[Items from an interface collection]
- - - - -

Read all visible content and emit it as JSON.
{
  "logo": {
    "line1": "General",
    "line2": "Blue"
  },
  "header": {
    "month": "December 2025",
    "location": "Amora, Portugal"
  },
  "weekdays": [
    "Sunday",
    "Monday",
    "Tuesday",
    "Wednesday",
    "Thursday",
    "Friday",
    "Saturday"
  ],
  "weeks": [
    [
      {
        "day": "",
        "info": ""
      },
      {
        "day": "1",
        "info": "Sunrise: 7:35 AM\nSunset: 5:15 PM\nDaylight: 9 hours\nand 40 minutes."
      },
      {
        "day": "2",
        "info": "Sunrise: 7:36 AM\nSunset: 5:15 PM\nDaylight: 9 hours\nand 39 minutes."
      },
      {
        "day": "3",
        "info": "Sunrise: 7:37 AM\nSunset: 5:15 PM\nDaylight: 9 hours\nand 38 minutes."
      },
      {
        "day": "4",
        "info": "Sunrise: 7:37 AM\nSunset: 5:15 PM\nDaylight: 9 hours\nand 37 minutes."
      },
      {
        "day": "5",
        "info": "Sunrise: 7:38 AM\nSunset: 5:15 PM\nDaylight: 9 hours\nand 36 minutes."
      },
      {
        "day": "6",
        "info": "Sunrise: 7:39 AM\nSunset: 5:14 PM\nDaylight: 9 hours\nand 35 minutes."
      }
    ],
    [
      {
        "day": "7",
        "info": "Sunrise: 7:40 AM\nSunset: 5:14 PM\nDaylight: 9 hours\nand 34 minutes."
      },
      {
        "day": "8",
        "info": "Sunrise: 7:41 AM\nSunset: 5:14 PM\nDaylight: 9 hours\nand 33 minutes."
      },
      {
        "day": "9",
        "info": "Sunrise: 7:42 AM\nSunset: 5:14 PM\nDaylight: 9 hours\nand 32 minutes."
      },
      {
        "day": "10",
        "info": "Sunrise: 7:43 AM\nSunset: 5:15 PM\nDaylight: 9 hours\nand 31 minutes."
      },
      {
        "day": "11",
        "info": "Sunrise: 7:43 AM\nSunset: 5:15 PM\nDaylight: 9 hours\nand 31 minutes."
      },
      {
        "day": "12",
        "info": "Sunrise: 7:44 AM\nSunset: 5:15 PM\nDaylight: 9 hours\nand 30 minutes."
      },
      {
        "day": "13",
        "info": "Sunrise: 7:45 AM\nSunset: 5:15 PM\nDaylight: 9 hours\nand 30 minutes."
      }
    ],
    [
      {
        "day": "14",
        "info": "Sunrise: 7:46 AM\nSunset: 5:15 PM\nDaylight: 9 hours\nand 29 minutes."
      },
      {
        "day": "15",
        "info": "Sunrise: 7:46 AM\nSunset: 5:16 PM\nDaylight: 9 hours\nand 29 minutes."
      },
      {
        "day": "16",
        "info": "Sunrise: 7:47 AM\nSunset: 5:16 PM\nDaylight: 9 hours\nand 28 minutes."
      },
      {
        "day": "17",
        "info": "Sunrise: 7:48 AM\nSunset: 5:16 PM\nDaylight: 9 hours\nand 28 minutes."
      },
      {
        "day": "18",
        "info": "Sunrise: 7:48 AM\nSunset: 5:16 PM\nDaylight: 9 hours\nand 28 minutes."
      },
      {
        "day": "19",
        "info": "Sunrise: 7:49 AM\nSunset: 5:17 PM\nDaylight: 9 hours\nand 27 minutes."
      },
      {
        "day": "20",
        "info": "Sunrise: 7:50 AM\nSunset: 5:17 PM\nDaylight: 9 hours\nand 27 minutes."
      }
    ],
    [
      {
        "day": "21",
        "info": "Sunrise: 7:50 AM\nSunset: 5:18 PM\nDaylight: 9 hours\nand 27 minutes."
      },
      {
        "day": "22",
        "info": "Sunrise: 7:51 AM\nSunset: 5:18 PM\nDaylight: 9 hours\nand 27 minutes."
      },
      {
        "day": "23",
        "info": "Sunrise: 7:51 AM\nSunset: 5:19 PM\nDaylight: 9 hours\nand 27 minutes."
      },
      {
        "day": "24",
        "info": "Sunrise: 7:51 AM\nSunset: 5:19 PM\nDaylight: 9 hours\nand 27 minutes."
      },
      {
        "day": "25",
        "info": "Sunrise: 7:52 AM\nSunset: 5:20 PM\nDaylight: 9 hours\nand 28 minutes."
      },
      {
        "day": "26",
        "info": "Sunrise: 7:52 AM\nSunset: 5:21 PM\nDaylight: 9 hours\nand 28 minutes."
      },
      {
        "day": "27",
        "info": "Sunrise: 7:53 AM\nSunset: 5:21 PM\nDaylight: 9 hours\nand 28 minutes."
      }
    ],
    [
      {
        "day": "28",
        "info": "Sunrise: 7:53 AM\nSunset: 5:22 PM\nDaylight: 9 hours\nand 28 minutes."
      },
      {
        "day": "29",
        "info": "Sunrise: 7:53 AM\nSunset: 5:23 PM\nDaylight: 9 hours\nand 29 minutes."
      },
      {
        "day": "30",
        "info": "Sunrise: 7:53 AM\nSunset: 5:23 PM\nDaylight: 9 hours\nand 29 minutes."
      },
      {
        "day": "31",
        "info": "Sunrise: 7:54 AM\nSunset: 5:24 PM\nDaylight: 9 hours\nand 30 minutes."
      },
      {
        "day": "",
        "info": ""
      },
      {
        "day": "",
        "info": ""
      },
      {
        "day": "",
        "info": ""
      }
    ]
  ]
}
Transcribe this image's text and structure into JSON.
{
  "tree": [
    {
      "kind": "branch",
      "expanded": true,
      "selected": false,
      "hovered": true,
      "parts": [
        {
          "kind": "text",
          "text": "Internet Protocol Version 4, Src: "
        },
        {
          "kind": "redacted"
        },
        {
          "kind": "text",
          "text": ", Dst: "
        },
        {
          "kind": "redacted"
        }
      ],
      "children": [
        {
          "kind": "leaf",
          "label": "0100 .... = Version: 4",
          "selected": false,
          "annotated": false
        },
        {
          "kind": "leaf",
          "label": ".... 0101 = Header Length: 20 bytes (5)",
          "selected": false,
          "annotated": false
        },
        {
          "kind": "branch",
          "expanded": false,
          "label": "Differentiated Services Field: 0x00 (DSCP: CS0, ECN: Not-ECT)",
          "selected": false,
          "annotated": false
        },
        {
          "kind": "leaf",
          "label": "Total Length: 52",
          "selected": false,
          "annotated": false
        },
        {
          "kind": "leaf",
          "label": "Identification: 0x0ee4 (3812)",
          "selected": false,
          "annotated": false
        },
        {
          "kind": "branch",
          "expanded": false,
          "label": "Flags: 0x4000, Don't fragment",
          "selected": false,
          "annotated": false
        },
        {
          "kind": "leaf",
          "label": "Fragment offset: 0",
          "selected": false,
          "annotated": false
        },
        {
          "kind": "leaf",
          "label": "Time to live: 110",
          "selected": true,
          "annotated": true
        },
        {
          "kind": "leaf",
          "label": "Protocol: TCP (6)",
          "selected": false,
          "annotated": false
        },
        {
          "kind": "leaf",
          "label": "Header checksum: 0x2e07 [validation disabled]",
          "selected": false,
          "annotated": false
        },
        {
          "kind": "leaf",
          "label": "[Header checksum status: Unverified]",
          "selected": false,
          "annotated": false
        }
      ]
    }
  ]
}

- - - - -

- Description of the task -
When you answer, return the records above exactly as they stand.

- Finished exercise -
Read all visible content and emit it as JSON.
{
  "logo": {
    "line1": "General",
    "line2": "Blue"
  },
  "header": {
    "month": "December 2025",
    "location": "Amora, Portugal"
  },
  "weekdays": [
    "Sunday",
    "Monday",
    "Tuesday",
    "Wednesday",
    "Thursday",
    "Friday",
    "Saturday"
  ],
  "weeks": [
    [
      {
        "day": "",
        "info": ""
      },
      {
        "day": "1",
        "info": "Sunrise: 7:35 AM\nSunset: 5:15 PM\nDaylight: 9 hours\nand 40 minutes."
      },
      {
        "day": "2",
        "info": "Sunrise: 7:36 AM\nSunset: 5:15 PM\nDaylight: 9 hours\nand 39 minutes."
      },
      {
        "day": "3",
        "info": "Sunrise: 7:37 AM\nSunset: 5:15 PM\nDaylight: 9 hours\nand 38 minutes."
      },
      {
        "day": "4",
        "info": "Sunrise: 7:37 AM\nSunset: 5:15 PM\nDaylight: 9 hours\nand 37 minutes."
      },
      {
        "day": "5",
        "info": "Sunrise: 7:38 AM\nSunset: 5:15 PM\nDaylight: 9 hours\nand 36 minutes."
      },
      {
        "day": "6",
        "info": "Sunrise: 7:39 AM\nSunset: 5:14 PM\nDaylight: 9 hours\nand 35 minutes."
      }
    ],
    [
      {
        "day": "7",
        "info": "Sunrise: 7:40 AM\nSunset: 5:14 PM\nDaylight: 9 hours\nand 34 minutes."
      },
      {
        "day": "8",
        "info": "Sunrise: 7:41 AM\nSunset: 5:14 PM\nDaylight: 9 hours\nand 33 minutes."
      },
      {
        "day": "9",
        "info": "Sunrise: 7:42 AM\nSunset: 5:14 PM\nDaylight: 9 hours\nand 32 minutes."
      },
      {
        "day": "10",
        "info": "Sunrise: 7:43 AM\nSunset: 5:15 PM\nDaylight: 9 hours\nand 31 minutes."
      },
      {
        "day": "11",
        "info": "Sunrise: 7:43 AM\nSunset: 5:15 PM\nDaylight: 9 hours\nand 31 minutes."
      },
      {
        "day": "12",
        "info": "Sunrise: 7:44 AM\nSunset: 5:15 PM\nDaylight: 9 hours\nand 30 minutes."
      },
      {
        "day": "13",
        "info": "Sunrise: 7:45 AM\nSunset: 5:15 PM\nDaylight: 9 hours\nand 30 minutes."
      }
    ],
    [
      {
        "day": "14",
        "info": "Sunrise: 7:46 AM\nSunset: 5:15 PM\nDaylight: 9 hours\nand 29 minutes."
      },
      {
        "day": "15",
        "info": "Sunrise: 7:46 AM\nSunset: 5:16 PM\nDaylight: 9 hours\nand 29 minutes."
      },
      {
        "day": "16",
        "info": "Sunrise: 7:47 AM\nSunset: 5:16 PM\nDaylight: 9 hours\nand 28 minutes."
      },
      {
        "day": "17",
        "info": "Sunrise: 7:48 AM\nSunset: 5:16 PM\nDaylight: 9 hours\nand 28 minutes."
      },
      {
        "day": "18",
        "info": "Sunrise: 7:48 AM\nSunset: 5:16 PM\nDaylight: 9 hours\nand 28 minutes."
      },
      {
        "day": "19",
        "info": "Sunrise: 7:49 AM\nSunset: 5:17 PM\nDaylight: 9 hours\nand 27 minutes."
      },
      {
        "day": "20",
        "info": "Sunrise: 7:50 AM\nSunset: 5:17 PM\nDaylight: 9 hours\nand 27 minutes."
      }
    ],
    [
      {
        "day": "21",
        "info": "Sunrise: 7:50 AM\nSunset: 5:18 PM\nDaylight: 9 hours\nand 27 minutes."
      },
      {
        "day": "22",
        "info": "Sunrise: 7:51 AM\nSunset: 5:18 PM\nDaylight: 9 hours\nand 27 minutes."
      },
      {
        "day": "23",
        "info": "Sunrise: 7:51 AM\nSunset: 5:19 PM\nDaylight: 9 hours\nand 27 minutes."
      },
      {
        "day": "24",
        "info": "Sunrise: 7:51 AM\nSunset: 5:19 PM\nDaylight: 9 hours\nand 27 minutes."
      },
      {
        "day": "25",
        "info": "Sunrise: 7:52 AM\nSunset: 5:20 PM\nDaylight: 9 hours\nand 28 minutes."
      },
      {
        "day": "26",
        "info": "Sunrise: 7:52 AM\nSunset: 5:21 PM\nDaylight: 9 hours\nand 28 minutes."
      },
      {
        "day": "27",
        "info": "Sunrise: 7:53 AM\nSunset: 5:21 PM\nDaylight: 9 hours\nand 28 minutes."
      }
    ],
    [
      {
        "day": "28",
        "info": "Sunrise: 7:53 AM\nSunset: 5:22 PM\nDaylight: 9 hours\nand 28 minutes."
      },
      {
        "day": "29",
        "info": "Sunrise: 7:53 AM\nSunset: 5:23 PM\nDaylight: 9 hours\nand 29 minutes."
      },
      {
        "day": "30",
        "info": "Sunrise: 7:53 AM\nSunset: 5:23 PM\nDaylight: 9 hours\nand 29 minutes."
      },
      {
        "day": "31",
        "info": "Sunrise: 7:54 AM\nSunset: 5:24 PM\nDaylight: 9 hours\nand 30 minutes."
      },
      {
        "day": "",
        "info": ""
      },
      {
        "day": "",
        "info": ""
      },
      {
        "day": "",
        "info": ""
      }
    ]
  ]
}
Transcribe this image's text and structure into JSON.
{
  "tree": [
    {
      "kind": "branch",
      "expanded": true,
      "selected": false,
      "hovered": true,
      "parts": [
        {
          "kind": "text",
          "text": "Internet Protocol Version 4, Src: "
        },
        {
          "kind": "redacted"
        },
        {
          "kind": "text",
          "text": ", Dst: "
        },
        {
          "kind": "redacted"
        }
      ],
      "children": [
        {
          "kind": "leaf",
          "label": "0100 .... = Version: 4",
          "selected": false,
          "annotated": false
        },
        {
          "kind": "leaf",
          "label": ".... 0101 = Header Length: 20 bytes (5)",
          "selected": false,
          "annotated": false
        },
        {
          "kind": "branch",
          "expanded": false,
          "label": "Differentiated Services Field: 0x00 (DSCP: CS0, ECN: Not-ECT)",
          "selected": false,
          "annotated": false
        },
        {
          "kind": "leaf",
          "label": "Total Length: 52",
          "selected": false,
          "annotated": false
        },
        {
          "kind": "leaf",
          "label": "Identification: 0x0ee4 (3812)",
          "selected": false,
          "annotated": false
        },
        {
          "kind": "branch",
          "expanded": false,
          "label": "Flags: 0x4000, Don't fragment",
          "selected": false,
          "annotated": false
        },
        {
          "kind": "leaf",
          "label": "Fragment offset: 0",
          "selected": false,
          "annotated": false
        },
        {
          "kind": "leaf",
          "label": "Time to live: 110",
          "selected": true,
          "annotated": true
        },
        {
          "kind": "leaf",
          "label": "Protocol: TCP (6)",
          "selected": false,
          "annotated": false
        },
        {
          "kind": "leaf",
          "label": "Header checksum: 0x2e07 [validation disabled]",
          "selected": false,
          "annotated": false
        },
        {
          "kind": "leaf",
          "label": "[Header checksum status: Unverified]",
          "selected": false,
          "annotated": false
        }
      ]
    }
  ]
}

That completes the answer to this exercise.